Last July, the environment and forest ministry issued the permits to manage 18 million hectares.
I don’t want to comment on that.
Environmental conservation has always been in conflict with economic activities. How can we create a middle ground?
I propose peat-friendly land development and investments. We are preparing a business model.
What does the model look like?
For example, snakehead fish farming. Pak Doni Monardo often said that the fish which possesses high level of albumin (the protein that regulates blood pressure), can live in the peat. We can also cultivate sago. We are still calculating: starting from investment needed per hectare, to how long it will take to reach break-even points, and so on. I also dream of building a biomass power plant using plantation waste as fuel. The ashes left behind by the fire are used by farmers to increase the acidity of the peat soil. So, there will be zero waste. Restoration without building the economy will not bear fruits. People will always go back to burning.
Nazir Foead (center) observing canals in Tebing Tinggi Timur subdistrict, Meranti Island Regency, Riau, March 2018./BRG doc.
There are accusations that the regional governments were slow in mitigating the fires as well as the haze disaster. Do you share this view?
I can only talk about the peatland restoration which is much better this year compared to the last year, before the simultaneous regional head elections. Many regional governments were hesitant to work with us citing the heavy workload they already had. Some were afraid of getting into troubles with the audit agency and the prosecutor’s office. We didn’t have personnel in the regions so we borrowed them from the regional governments. We provided technical, administrative and financial assistance. Things are already better in the following year.
How are the results?
Some are good, some are not. Ideally, we should have task forces and vertical organizations in the regions. Indonesia has the second largest peatland in the world and consequently its contribution to the climate change is huge. So, the agency should be a strong institution with strong authority.
But, as a matter of fact, the agency’s tenure will last only until 2020...
Yes. That’s a bit inconvenient.
How likely is the institution to continue?
That will be discussed. We hope it will.

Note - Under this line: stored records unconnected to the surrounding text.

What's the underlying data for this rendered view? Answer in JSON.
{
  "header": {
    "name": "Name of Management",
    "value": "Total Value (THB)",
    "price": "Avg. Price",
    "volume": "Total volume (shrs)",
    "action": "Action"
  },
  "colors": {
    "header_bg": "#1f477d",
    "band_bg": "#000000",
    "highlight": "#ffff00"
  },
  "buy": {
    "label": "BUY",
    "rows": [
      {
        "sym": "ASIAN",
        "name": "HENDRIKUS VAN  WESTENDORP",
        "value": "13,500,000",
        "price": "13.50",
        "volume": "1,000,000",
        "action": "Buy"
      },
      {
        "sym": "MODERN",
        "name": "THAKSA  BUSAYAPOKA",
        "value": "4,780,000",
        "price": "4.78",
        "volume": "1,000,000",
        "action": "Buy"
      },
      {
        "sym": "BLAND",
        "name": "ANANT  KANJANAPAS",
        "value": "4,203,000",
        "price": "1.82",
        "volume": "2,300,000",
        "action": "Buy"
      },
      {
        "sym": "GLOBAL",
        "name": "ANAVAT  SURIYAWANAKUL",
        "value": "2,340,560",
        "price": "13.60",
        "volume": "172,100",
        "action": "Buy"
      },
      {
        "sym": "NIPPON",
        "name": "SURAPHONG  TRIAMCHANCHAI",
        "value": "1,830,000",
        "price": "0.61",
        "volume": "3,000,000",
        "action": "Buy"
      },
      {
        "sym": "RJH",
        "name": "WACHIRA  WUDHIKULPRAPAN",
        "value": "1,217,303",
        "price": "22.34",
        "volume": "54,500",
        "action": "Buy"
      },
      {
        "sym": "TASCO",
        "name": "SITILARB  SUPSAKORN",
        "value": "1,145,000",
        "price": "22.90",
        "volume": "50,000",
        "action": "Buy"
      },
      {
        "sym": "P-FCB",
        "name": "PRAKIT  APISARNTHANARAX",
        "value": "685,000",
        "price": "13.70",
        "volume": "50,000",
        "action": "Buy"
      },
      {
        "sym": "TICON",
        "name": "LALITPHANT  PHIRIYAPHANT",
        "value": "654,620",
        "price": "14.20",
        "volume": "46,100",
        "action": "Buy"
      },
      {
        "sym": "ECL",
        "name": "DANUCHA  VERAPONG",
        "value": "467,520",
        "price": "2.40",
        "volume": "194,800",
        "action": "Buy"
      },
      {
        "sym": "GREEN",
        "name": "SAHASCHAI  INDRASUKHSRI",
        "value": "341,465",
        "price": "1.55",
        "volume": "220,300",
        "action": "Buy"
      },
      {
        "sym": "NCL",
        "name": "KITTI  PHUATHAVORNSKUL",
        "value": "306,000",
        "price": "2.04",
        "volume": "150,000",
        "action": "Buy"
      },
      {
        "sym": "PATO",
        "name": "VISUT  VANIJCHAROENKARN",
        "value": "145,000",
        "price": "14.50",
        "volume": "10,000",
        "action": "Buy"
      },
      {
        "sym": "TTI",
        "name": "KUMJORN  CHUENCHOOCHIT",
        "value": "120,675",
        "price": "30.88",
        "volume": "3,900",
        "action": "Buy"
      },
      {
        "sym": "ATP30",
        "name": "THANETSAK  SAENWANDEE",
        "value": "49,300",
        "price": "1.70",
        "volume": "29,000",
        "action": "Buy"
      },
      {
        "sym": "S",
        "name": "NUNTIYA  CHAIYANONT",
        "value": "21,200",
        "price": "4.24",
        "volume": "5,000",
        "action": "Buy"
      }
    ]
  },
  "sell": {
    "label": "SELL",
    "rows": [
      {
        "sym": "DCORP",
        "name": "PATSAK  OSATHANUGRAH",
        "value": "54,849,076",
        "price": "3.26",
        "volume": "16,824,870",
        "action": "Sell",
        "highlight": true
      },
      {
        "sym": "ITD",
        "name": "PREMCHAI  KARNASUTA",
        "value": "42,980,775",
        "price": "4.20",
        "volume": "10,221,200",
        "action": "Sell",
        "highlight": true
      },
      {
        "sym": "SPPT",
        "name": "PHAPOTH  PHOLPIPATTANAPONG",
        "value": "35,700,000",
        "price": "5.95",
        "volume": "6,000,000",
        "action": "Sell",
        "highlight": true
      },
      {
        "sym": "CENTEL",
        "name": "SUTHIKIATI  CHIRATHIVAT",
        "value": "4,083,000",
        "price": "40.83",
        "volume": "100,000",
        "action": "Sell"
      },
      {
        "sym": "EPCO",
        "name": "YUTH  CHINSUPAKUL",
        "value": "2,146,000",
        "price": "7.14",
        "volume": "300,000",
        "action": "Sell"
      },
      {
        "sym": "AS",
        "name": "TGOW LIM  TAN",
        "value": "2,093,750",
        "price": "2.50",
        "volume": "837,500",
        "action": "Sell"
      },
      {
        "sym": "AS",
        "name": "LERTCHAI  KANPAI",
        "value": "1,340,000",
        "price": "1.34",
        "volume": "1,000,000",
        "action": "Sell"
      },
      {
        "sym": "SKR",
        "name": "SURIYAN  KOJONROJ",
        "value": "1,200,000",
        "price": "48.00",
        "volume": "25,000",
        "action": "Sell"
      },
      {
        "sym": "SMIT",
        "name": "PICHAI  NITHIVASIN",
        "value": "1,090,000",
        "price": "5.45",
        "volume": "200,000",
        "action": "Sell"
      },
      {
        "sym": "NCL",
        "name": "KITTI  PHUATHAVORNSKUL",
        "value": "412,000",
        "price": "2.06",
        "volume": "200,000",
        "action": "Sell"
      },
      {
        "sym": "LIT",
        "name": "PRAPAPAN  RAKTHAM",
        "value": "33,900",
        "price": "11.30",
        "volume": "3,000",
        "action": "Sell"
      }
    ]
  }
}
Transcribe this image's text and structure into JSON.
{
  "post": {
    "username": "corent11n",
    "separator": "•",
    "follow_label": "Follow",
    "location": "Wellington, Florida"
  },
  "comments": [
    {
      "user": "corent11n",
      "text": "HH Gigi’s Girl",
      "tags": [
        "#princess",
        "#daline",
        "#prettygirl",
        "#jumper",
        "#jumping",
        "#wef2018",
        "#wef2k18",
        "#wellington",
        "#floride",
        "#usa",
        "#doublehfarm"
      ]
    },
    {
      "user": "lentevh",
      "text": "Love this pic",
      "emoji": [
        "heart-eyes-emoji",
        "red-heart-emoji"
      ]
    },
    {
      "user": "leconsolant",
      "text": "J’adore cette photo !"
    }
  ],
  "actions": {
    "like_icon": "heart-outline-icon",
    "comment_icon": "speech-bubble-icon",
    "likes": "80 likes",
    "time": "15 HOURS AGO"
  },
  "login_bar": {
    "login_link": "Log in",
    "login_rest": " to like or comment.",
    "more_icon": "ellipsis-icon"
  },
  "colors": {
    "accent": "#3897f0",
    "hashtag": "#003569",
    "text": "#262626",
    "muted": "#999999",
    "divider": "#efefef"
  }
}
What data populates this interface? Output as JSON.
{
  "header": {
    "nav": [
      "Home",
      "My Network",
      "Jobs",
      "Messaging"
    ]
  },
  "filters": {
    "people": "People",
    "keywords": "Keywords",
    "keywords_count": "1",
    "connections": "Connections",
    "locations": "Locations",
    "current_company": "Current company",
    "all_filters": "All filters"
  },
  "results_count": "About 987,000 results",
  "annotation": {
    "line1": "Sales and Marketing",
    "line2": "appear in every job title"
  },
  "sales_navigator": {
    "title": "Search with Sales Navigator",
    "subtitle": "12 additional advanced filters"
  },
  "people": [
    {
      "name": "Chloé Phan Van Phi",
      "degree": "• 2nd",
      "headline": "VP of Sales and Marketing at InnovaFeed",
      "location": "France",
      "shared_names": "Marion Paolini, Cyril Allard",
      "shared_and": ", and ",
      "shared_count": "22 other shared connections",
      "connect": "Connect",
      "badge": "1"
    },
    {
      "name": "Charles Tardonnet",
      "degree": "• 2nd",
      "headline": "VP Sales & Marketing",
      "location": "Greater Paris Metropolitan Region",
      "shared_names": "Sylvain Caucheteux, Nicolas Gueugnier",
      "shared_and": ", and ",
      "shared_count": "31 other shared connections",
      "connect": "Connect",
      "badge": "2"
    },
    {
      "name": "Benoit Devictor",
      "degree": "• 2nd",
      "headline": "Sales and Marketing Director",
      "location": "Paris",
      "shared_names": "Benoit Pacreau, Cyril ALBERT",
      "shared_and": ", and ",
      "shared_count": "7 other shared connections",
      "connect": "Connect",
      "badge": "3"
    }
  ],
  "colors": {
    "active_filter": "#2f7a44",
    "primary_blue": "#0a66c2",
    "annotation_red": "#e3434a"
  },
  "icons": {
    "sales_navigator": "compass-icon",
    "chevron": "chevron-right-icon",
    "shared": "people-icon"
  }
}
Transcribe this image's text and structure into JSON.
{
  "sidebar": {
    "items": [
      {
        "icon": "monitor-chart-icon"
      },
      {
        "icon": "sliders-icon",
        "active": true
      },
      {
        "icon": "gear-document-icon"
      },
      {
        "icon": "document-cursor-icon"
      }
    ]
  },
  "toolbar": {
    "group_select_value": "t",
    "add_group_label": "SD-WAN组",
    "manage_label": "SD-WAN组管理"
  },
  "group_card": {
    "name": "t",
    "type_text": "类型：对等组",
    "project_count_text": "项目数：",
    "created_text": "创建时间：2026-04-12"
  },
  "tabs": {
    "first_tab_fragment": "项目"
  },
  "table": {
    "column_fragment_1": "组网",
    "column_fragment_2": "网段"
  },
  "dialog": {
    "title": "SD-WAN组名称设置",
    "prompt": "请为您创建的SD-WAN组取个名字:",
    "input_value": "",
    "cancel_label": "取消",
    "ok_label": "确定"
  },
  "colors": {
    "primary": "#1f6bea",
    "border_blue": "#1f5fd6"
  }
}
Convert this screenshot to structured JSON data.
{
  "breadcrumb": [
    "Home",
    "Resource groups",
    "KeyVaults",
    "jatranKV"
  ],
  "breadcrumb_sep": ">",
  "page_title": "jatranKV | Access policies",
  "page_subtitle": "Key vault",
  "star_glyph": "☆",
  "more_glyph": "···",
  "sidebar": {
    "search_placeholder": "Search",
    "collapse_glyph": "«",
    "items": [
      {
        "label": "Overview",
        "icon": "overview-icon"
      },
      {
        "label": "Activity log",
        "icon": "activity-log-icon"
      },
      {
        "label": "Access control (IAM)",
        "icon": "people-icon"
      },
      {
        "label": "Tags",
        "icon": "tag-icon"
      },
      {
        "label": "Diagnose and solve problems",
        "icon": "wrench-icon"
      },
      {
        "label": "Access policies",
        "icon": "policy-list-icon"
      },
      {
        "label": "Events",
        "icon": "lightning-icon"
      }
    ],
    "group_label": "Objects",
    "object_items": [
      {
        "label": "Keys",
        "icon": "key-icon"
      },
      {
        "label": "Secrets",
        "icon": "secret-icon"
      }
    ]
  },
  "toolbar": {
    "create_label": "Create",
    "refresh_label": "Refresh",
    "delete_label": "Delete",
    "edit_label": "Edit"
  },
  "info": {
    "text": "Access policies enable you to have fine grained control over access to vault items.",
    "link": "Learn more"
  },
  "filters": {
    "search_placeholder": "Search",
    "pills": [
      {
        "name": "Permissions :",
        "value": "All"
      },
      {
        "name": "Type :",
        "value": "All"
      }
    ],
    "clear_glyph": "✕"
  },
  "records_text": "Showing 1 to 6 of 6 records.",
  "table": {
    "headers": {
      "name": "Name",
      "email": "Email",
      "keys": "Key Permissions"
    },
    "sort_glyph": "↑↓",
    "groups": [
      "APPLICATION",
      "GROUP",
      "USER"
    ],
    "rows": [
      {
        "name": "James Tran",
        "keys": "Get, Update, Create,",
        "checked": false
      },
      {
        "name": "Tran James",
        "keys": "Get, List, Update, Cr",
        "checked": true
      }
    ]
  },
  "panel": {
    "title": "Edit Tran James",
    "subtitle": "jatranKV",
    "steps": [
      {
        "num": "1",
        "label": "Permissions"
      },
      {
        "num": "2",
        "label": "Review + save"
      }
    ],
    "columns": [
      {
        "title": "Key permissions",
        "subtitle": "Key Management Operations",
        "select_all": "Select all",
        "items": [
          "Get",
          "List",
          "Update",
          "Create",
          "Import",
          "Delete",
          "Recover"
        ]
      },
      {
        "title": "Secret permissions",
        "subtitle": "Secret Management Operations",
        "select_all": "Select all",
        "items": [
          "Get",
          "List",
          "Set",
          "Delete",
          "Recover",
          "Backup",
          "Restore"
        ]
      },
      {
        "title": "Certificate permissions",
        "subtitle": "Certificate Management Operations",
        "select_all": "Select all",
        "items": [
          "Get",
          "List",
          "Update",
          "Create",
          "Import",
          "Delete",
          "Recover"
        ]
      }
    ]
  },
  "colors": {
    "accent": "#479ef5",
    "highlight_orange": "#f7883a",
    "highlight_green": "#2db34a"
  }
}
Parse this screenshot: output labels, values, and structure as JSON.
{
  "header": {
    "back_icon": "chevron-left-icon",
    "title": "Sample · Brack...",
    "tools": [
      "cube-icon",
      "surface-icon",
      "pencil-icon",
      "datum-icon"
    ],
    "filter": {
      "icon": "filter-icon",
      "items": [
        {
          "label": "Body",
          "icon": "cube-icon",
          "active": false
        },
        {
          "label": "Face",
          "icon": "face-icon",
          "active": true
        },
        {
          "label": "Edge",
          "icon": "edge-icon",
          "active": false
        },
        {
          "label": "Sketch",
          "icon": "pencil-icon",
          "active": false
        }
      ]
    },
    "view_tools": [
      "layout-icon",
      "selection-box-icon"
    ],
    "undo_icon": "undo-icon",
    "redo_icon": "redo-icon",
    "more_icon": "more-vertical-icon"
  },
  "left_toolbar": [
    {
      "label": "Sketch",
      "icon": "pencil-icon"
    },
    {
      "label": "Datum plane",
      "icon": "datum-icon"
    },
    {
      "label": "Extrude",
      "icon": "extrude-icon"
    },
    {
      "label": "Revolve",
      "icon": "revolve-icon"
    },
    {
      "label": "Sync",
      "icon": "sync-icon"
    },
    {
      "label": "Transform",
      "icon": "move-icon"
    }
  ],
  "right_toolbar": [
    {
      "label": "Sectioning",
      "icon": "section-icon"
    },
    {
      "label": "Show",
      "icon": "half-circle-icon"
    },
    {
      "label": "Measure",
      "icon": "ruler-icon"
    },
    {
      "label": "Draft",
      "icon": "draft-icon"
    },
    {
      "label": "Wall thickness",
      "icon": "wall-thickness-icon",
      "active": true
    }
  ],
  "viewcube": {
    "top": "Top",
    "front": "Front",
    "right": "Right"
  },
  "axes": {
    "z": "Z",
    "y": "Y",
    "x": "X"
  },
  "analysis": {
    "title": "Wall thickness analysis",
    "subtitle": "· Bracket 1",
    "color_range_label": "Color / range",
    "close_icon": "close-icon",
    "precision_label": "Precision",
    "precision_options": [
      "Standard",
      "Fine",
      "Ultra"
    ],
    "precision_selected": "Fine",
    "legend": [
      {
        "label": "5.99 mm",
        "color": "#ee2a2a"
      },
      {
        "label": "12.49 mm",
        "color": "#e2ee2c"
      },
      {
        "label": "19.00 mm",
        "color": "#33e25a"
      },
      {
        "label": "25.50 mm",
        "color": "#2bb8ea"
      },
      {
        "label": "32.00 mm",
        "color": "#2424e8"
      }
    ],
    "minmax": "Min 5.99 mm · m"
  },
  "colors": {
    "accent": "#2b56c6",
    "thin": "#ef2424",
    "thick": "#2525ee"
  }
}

Place and date of birth: Medan, June 6, 1967 | Education: Bachelor of Forestry Science, Gadjah Mada University, Yogyakarta (1985-1992); Master of Conservation Biology, University of Kent, UK (1995-1996); Intensive course on sustainable forest management, University of Göttingen, Germany (1995); DNA analysis course, Indiana University, USA (1997) | Career, among others: Program Leader for Indonesia, Climate and Land Use Alliance (2014-2016), Director of Conversation, WWF Indonesia (2011-2014), Manager, Kayan Mentarang Research Station, East Kalimantan (1992-1995)